The Year of the Spider

“Sarah! There is a spider in the library!” 

IMG_7274So goes a not uncommon announcement heard around our classroom this year. Such announcement is not uttered out of fear but out of excitement and a sense of discovery. Our young students have come to admire and like spiders over the many months of school.

Way back in September the announcement of finding an arachnid anywhere within the school premises was a warning that some menacing, highly-feared creepy crawly was on the prowl. Back then the teachers made sure to explain to the children that while we don’t want to touch them, spiders are not “dangerous” and that many of them are very helpful to the environment.

The children were given lessons on how to handle a spider by brushing it into a cup and put it gently outside on the playground. As the year progressed, spiders made their appearances every now and then, and the children’s announcements kept coming. But they became more like “Sarah! There is a spider under the shelf, we need to take it outside.” Or, “Look, it’s a jumping spider! It’s nice. Be careful don’t hurt it.”

be9d98ff-19ab-4a8f-a644-80161d1a7098With each spider delivered to the playground, the children’s curiosity grew. Instead of ushering the spiders outside, they started observing them whenever they had a chance. There were debates and discussion about whether spiders were venomous. First, the children decided that maybe the darker the spider the more poisonous it is, or perhaps it’s the bigger spiders are the most poisonous. Books on Spiders were helpful, the children loved their debates and coming to conclusions on their own. Finally the children decided that not all spiders were venomous.

By springtime, a new thing captured their interest; spider webs. The children observed spiders in their webs. After a couple of attempts of touching the frail structures, the children figured out that spider webs are very fragile and should only be looked at.

Orb Weaver

This month, a classic round web appeared in a far corner of the playground (photo, right). The children checked on it everyday. They loved talking about it and kept updating each other on how the web is doing. The children’s fascination was tremendous as they started noticing the bugs stuck to the spider web. They came to the conclusion that spider webs are sticky, until one day they noticed how the spider moved freely about its web.

The question one of the older children asked then was “Why doesn’t he get stuck on the web?”A teacher explained through a guided discussion and drawings in the dirt as to how spider webs work. And as they observed the web on the playground the children were able figure out which were the sticky and the non-sticky parts on the web, and pass the knowledge on to other children who were not there for the teacher’s discussion.

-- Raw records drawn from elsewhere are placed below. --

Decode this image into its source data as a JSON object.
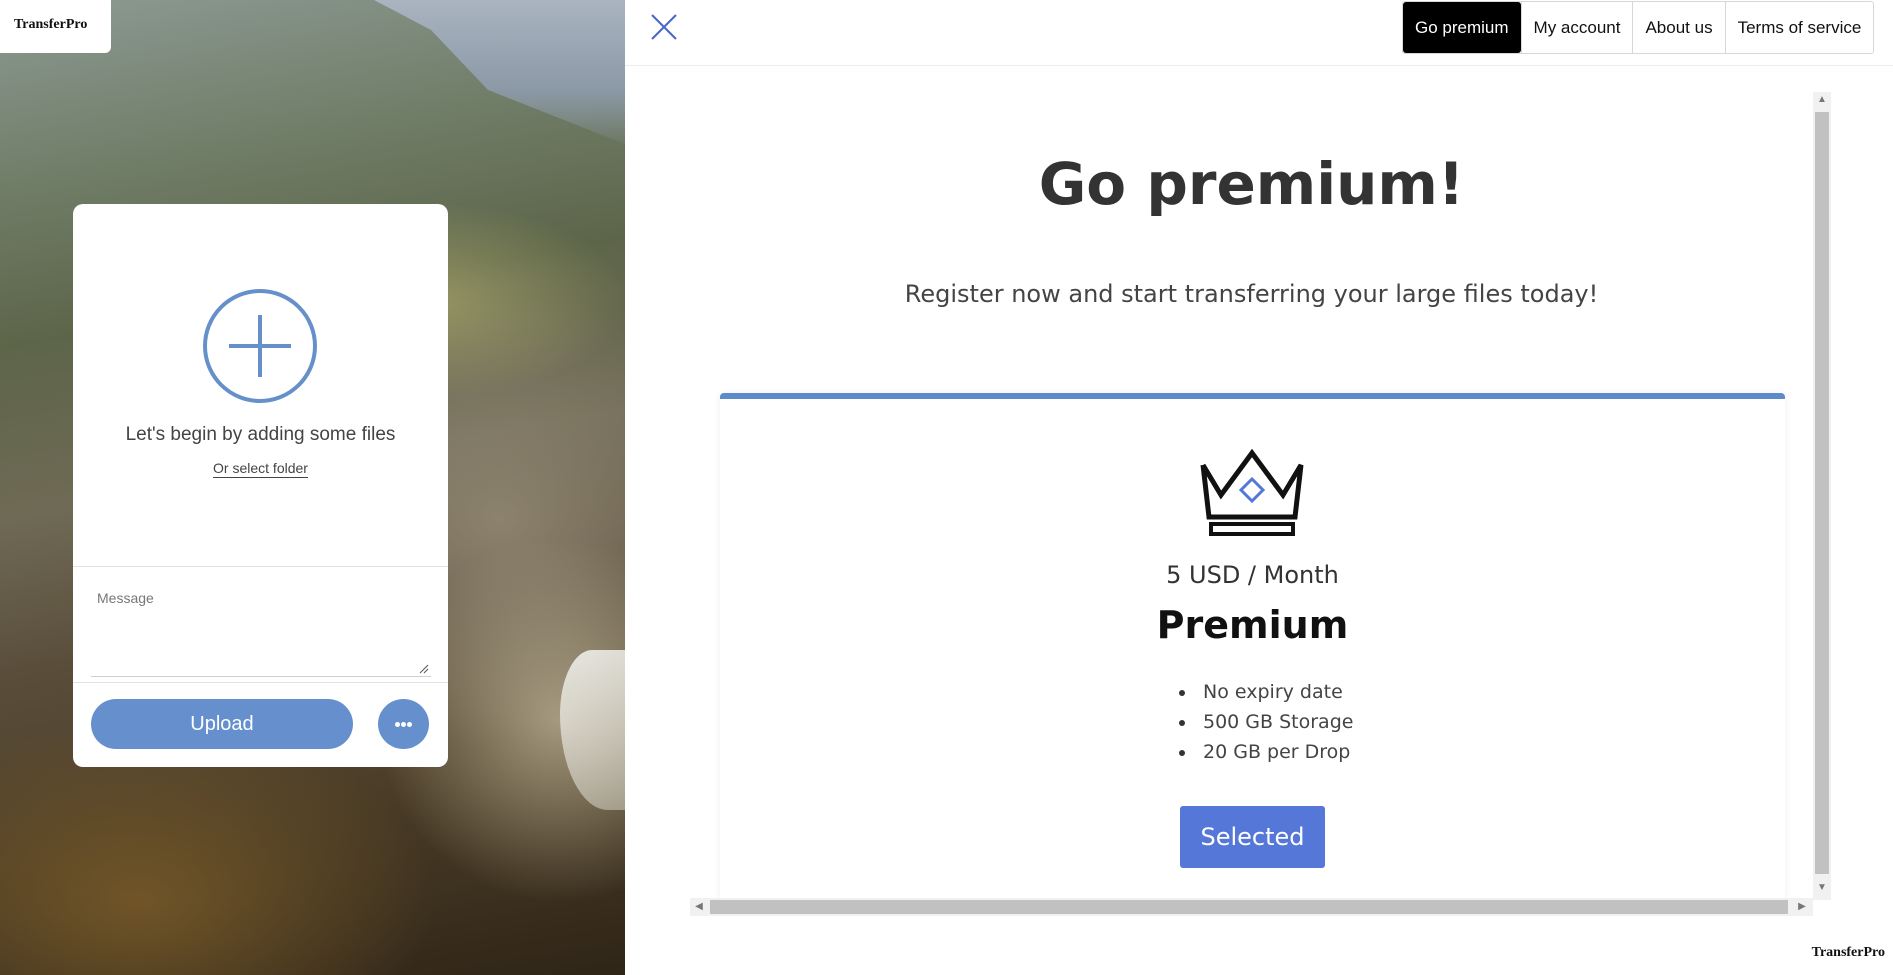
{
  "app": {
    "logo": "TransferPro",
    "footer_logo": "TransferPro"
  },
  "nav": {
    "items": [
      {
        "label": "Go premium",
        "active": true
      },
      {
        "label": "My account",
        "active": false
      },
      {
        "label": "About us",
        "active": false
      },
      {
        "label": "Terms of service",
        "active": false
      }
    ]
  },
  "upload": {
    "add_files_text": "Let's begin by adding some files",
    "select_folder_link": "Or select folder",
    "message_placeholder": "Message",
    "upload_button": "Upload",
    "more_icon": "more-dots-icon",
    "add_icon": "plus-circle-icon"
  },
  "premium": {
    "title": "Go premium!",
    "subtitle": "Register now and start transferring your large files today!",
    "plan": {
      "icon": "crown-icon",
      "price": "5 USD / Month",
      "name": "Premium",
      "features": [
        "No expiry date",
        "500 GB Storage",
        "20 GB per Drop"
      ],
      "button": "Selected"
    }
  },
  "colors": {
    "accent": "#6690cd",
    "selected_button": "#5578d8",
    "card_top_border": "#5d8ac9",
    "nav_active_bg": "#000000"
  }
}
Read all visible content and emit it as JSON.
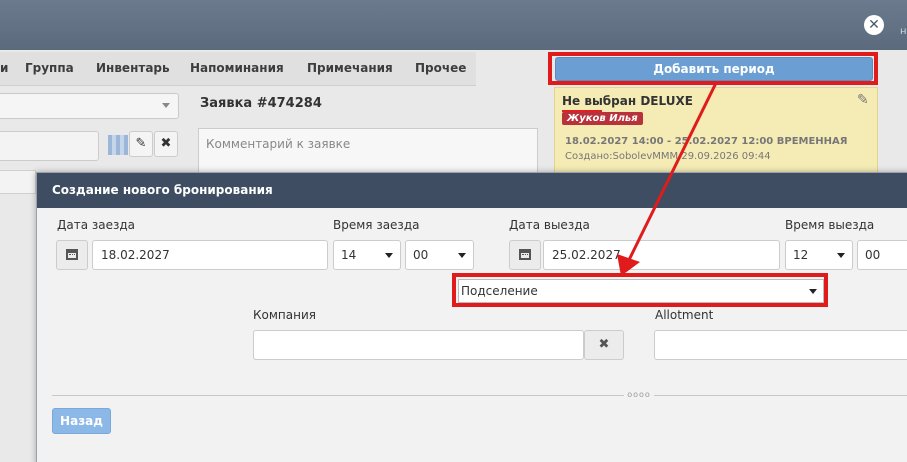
{
  "window": {
    "close_glyph": "✕",
    "edge_text": "но"
  },
  "tabs": [
    {
      "label": "и"
    },
    {
      "label": "Группа"
    },
    {
      "label": "Инвентарь"
    },
    {
      "label": "Напоминания"
    },
    {
      "label": "Примечания"
    },
    {
      "label": "Прочее"
    }
  ],
  "order": {
    "title": "Заявка #474284",
    "comment_placeholder": "Комментарий к заявке",
    "edit_glyph": "✎",
    "remove_glyph": "✖"
  },
  "period": {
    "add_button": "Добавить период",
    "card_title": "Не выбран DELUXE",
    "guest": "Жуков Илья",
    "dates": "18.02.2027 14:00 - 25.02.2027 12:00 ВРЕМЕННАЯ",
    "created": "Создано:SobolevMMM 29.09.2026 09:44",
    "edit_icon": "pencil-icon"
  },
  "modal": {
    "title": "Создание нового бронирования",
    "checkin_date_label": "Дата заезда",
    "checkin_date_value": "18.02.2027",
    "checkin_time_label": "Время заезда",
    "checkin_hour": "14",
    "checkin_minute": "00",
    "checkout_date_label": "Дата выезда",
    "checkout_date_value": "25.02.2027",
    "checkout_time_label": "Время выезда",
    "checkout_hour": "12",
    "checkout_minute": "00",
    "type_select": "Подселение",
    "company_label": "Компания",
    "company_value": "",
    "clear_glyph": "✖",
    "allotment_label": "Allotment",
    "grip": "oooo",
    "back_button": "Назад"
  },
  "colors": {
    "highlight": "#e01b1b",
    "header": "#3e4d61",
    "primary_button": "#6b9fd4",
    "card_bg": "#f5ebb5",
    "badge": "#b8323c"
  }
}
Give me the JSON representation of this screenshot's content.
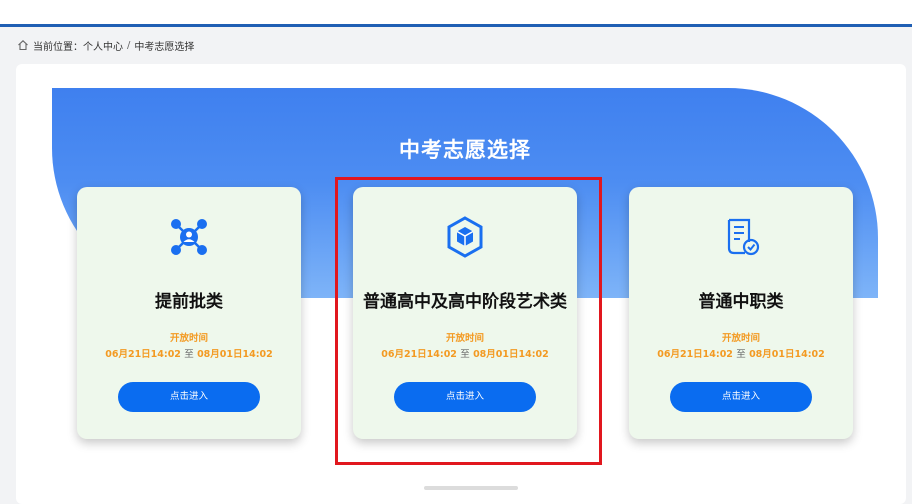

The beauty of these anecdotes is the children’s dedication to discovering the world around them. The sharing of knowledge among the multiple ages as the older ones pass along the info to the younger ones. The children’s autonomy of seeking knowledge by interacting with and observing the subject of their curiosity instead of relying only on information from adults or books. All such discoveries were owned by the children and their pure love for learning.